Segment Start: Data shown
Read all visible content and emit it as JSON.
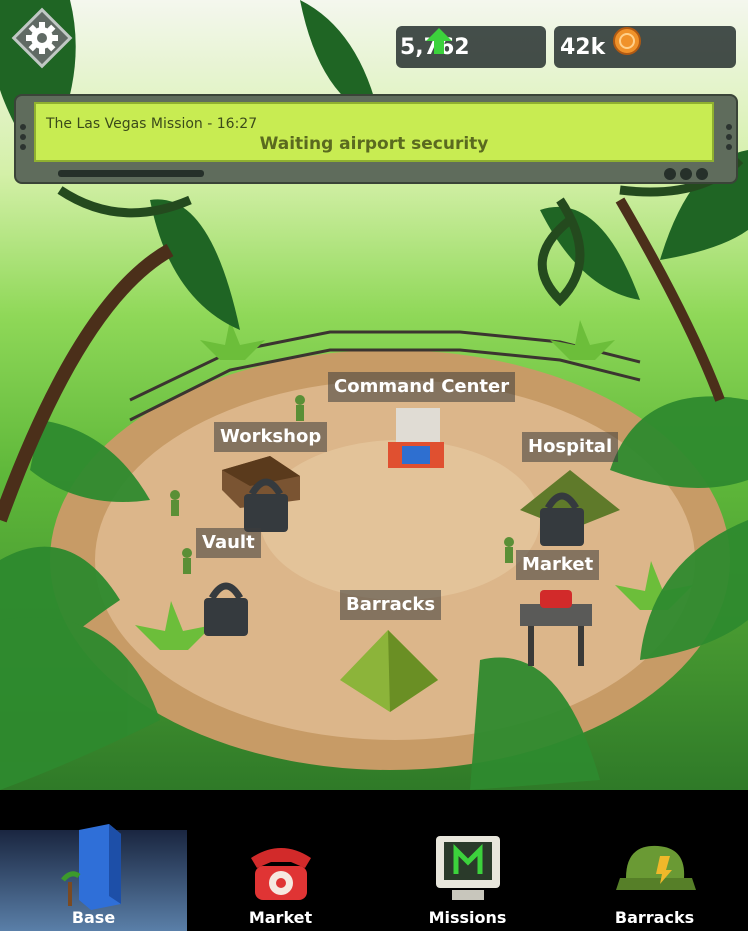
{
  "hud": {
    "settings_icon": "gear-icon",
    "upgrades": {
      "icon": "green-up-arrow-icon",
      "value": "5,762"
    },
    "coins": {
      "icon": "coin-icon",
      "value": "42k"
    }
  },
  "mission": {
    "title": "The Las Vegas Mission - 16:27",
    "status": "Waiting airport security"
  },
  "buildings": {
    "command_center": "Command Center",
    "workshop": "Workshop",
    "hospital": "Hospital",
    "vault": "Vault",
    "market": "Market",
    "barracks": "Barracks"
  },
  "nav": {
    "tabs": [
      {
        "label": "Base",
        "icon": "building-icon",
        "active": true
      },
      {
        "label": "Market",
        "icon": "telephone-icon",
        "active": false
      },
      {
        "label": "Missions",
        "icon": "computer-icon",
        "active": false
      },
      {
        "label": "Barracks",
        "icon": "army-cap-icon",
        "active": false
      }
    ]
  },
  "colors": {
    "mission_screen": "#c8ec52",
    "nav_active": "#5a7fa8",
    "upgrade_arrow": "#3cd23c",
    "coin": "#f0922a"
  }
}
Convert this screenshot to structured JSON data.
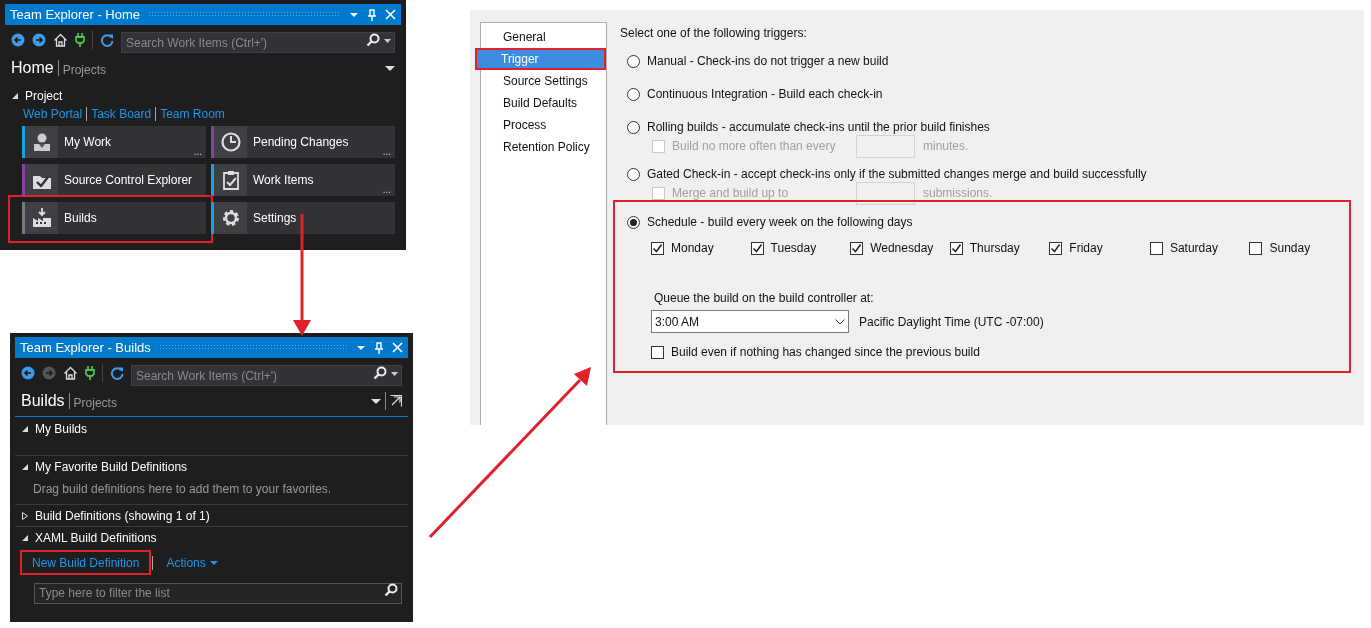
{
  "home_panel": {
    "title": "Team Explorer - Home",
    "search_placeholder": "Search Work Items (Ctrl+')",
    "forward_disabled": false,
    "header": {
      "title": "Home",
      "subtitle": "Projects"
    },
    "section": {
      "label": "Project",
      "expanded": true
    },
    "links": [
      "Web Portal",
      "Task Board",
      "Team Room"
    ],
    "tiles": [
      {
        "label": "My Work",
        "color": "#1ba1e2",
        "more": "...",
        "highlighted": false
      },
      {
        "label": "Pending Changes",
        "color": "#8b3fa8",
        "more": "...",
        "highlighted": false
      },
      {
        "label": "Source Control Explorer",
        "color": "#8b3fa8",
        "highlighted": false
      },
      {
        "label": "Work Items",
        "color": "#1ba1e2",
        "more": "...",
        "highlighted": false
      },
      {
        "label": "Builds",
        "color": "#7a7a7a",
        "highlighted": true
      },
      {
        "label": "Settings",
        "color": "#1ba1e2",
        "highlighted": false
      }
    ]
  },
  "builds_panel": {
    "title": "Team Explorer - Builds",
    "search_placeholder": "Search Work Items (Ctrl+')",
    "forward_disabled": true,
    "header": {
      "title": "Builds",
      "subtitle": "Projects"
    },
    "sections": [
      {
        "label": "My Builds",
        "expanded": true
      },
      {
        "label": "My Favorite Build Definitions",
        "expanded": true,
        "hint": "Drag build definitions here to add them to your favorites."
      },
      {
        "label": "Build Definitions (showing 1 of 1)",
        "expanded": false
      },
      {
        "label": "XAML Build Definitions",
        "expanded": true,
        "links": [
          {
            "label": "New Build Definition",
            "highlighted": true,
            "dropdown": false
          },
          {
            "label": "Actions",
            "highlighted": false,
            "dropdown": true
          }
        ],
        "filter_placeholder": "Type here to filter the list"
      }
    ]
  },
  "settings_panel": {
    "nav": [
      {
        "label": "General",
        "selected": false,
        "highlighted": false
      },
      {
        "label": "Trigger",
        "selected": true,
        "highlighted": true
      },
      {
        "label": "Source Settings",
        "selected": false,
        "highlighted": false
      },
      {
        "label": "Build Defaults",
        "selected": false,
        "highlighted": false
      },
      {
        "label": "Process",
        "selected": false,
        "highlighted": false
      },
      {
        "label": "Retention Policy",
        "selected": false,
        "highlighted": false
      }
    ],
    "prompt": "Select one of the following triggers:",
    "triggers": [
      {
        "label": "Manual - Check-ins do not trigger a new build",
        "selected": false
      },
      {
        "label": "Continuous Integration - Build each check-in",
        "selected": false
      },
      {
        "label": "Rolling builds - accumulate check-ins until the prior build finishes",
        "selected": false,
        "option": {
          "label": "Build no more often than every",
          "checked": false,
          "disabled": true,
          "unit": "minutes."
        }
      },
      {
        "label": "Gated Check-in - accept check-ins only if the submitted changes merge and build successfully",
        "selected": false,
        "option": {
          "label": "Merge and build up to",
          "checked": false,
          "disabled": true,
          "unit": "submissions."
        }
      },
      {
        "label": "Schedule - build every week on the following days",
        "selected": true,
        "highlighted": true,
        "days": [
          {
            "label": "Monday",
            "checked": true
          },
          {
            "label": "Tuesday",
            "checked": true
          },
          {
            "label": "Wednesday",
            "checked": true
          },
          {
            "label": "Thursday",
            "checked": true
          },
          {
            "label": "Friday",
            "checked": true
          },
          {
            "label": "Saturday",
            "checked": false
          },
          {
            "label": "Sunday",
            "checked": false
          }
        ],
        "queue_label": "Queue the build on the build controller at:",
        "time": "3:00 AM",
        "time_zone": "Pacific Daylight Time (UTC -07:00)",
        "force": {
          "label": "Build even if nothing has changed since the previous build",
          "checked": false
        }
      }
    ]
  }
}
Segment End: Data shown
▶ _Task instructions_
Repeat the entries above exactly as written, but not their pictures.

▶ _Response area_
Read all visible content and emit it as JSON.
{
  "hud": {
    "settings_icon": "gear-icon",
    "upgrades": {
      "icon": "green-up-arrow-icon",
      "value": "5,762"
    },
    "coins": {
      "icon": "coin-icon",
      "value": "42k"
    }
  },
  "mission": {
    "title": "The Las Vegas Mission - 16:27",
    "status": "Waiting airport security"
  },
  "buildings": {
    "command_center": "Command Center",
    "workshop": "Workshop",
    "hospital": "Hospital",
    "vault": "Vault",
    "market": "Market",
    "barracks": "Barracks"
  },
  "nav": {
    "tabs": [
      {
        "label": "Base",
        "icon": "building-icon",
        "active": true
      },
      {
        "label": "Market",
        "icon": "telephone-icon",
        "active": false
      },
      {
        "label": "Missions",
        "icon": "computer-icon",
        "active": false
      },
      {
        "label": "Barracks",
        "icon": "army-cap-icon",
        "active": false
      }
    ]
  },
  "colors": {
    "mission_screen": "#c8ec52",
    "nav_active": "#5a7fa8",
    "upgrade_arrow": "#3cd23c",
    "coin": "#f0922a"
  }
}
Convert this screenshot to structured JSON data.
{
  "home_panel": {
    "title": "Team Explorer - Home",
    "search_placeholder": "Search Work Items (Ctrl+')",
    "forward_disabled": false,
    "header": {
      "title": "Home",
      "subtitle": "Projects"
    },
    "section": {
      "label": "Project",
      "expanded": true
    },
    "links": [
      "Web Portal",
      "Task Board",
      "Team Room"
    ],
    "tiles": [
      {
        "label": "My Work",
        "color": "#1ba1e2",
        "more": "...",
        "highlighted": false
      },
      {
        "label": "Pending Changes",
        "color": "#8b3fa8",
        "more": "...",
        "highlighted": false
      },
      {
        "label": "Source Control Explorer",
        "color": "#8b3fa8",
        "highlighted": false
      },
      {
        "label": "Work Items",
        "color": "#1ba1e2",
        "more": "...",
        "highlighted": false
      },
      {
        "label": "Builds",
        "color": "#7a7a7a",
        "highlighted": true
      },
      {
        "label": "Settings",
        "color": "#1ba1e2",
        "highlighted": false
      }
    ]
  },
  "builds_panel": {
    "title": "Team Explorer - Builds",
    "search_placeholder": "Search Work Items (Ctrl+')",
    "forward_disabled": true,
    "header": {
      "title": "Builds",
      "subtitle": "Projects"
    },
    "sections": [
      {
        "label": "My Builds",
        "expanded": true
      },
      {
        "label": "My Favorite Build Definitions",
        "expanded": true,
        "hint": "Drag build definitions here to add them to your favorites."
      },
      {
        "label": "Build Definitions (showing 1 of 1)",
        "expanded": false
      },
      {
        "label": "XAML Build Definitions",
        "expanded": true,
        "links": [
          {
            "label": "New Build Definition",
            "highlighted": true,
            "dropdown": false
          },
          {
            "label": "Actions",
            "highlighted": false,
            "dropdown": true
          }
        ],
        "filter_placeholder": "Type here to filter the list"
      }
    ]
  },
  "settings_panel": {
    "nav": [
      {
        "label": "General",
        "selected": false,
        "highlighted": false
      },
      {
        "label": "Trigger",
        "selected": true,
        "highlighted": true
      },
      {
        "label": "Source Settings",
        "selected": false,
        "highlighted": false
      },
      {
        "label": "Build Defaults",
        "selected": false,
        "highlighted": false
      },
      {
        "label": "Process",
        "selected": false,
        "highlighted": false
      },
      {
        "label": "Retention Policy",
        "selected": false,
        "highlighted": false
      }
    ],
    "prompt": "Select one of the following triggers:",
    "triggers": [
      {
        "label": "Manual - Check-ins do not trigger a new build",
        "selected": false
      },
      {
        "label": "Continuous Integration - Build each check-in",
        "selected": false
      },
      {
        "label": "Rolling builds - accumulate check-ins until the prior build finishes",
        "selected": false,
        "option": {
          "label": "Build no more often than every",
          "checked": false,
          "disabled": true,
          "unit": "minutes."
        }
      },
      {
        "label": "Gated Check-in - accept check-ins only if the submitted changes merge and build successfully",
        "selected": false,
        "option": {
          "label": "Merge and build up to",
          "checked": false,
          "disabled": true,
          "unit": "submissions."
        }
      },
      {
        "label": "Schedule - build every week on the following days",
        "selected": true,
        "highlighted": true,
        "days": [
          {
            "label": "Monday",
            "checked": true
          },
          {
            "label": "Tuesday",
            "checked": true
          },
          {
            "label": "Wednesday",
            "checked": true
          },
          {
            "label": "Thursday",
            "checked": true
          },
          {
            "label": "Friday",
            "checked": true
          },
          {
            "label": "Saturday",
            "checked": false
          },
          {
            "label": "Sunday",
            "checked": false
          }
        ],
        "queue_label": "Queue the build on the build controller at:",
        "time": "3:00 AM",
        "time_zone": "Pacific Daylight Time (UTC -07:00)",
        "force": {
          "label": "Build even if nothing has changed since the previous build",
          "checked": false
        }
      }
    ]
  }
}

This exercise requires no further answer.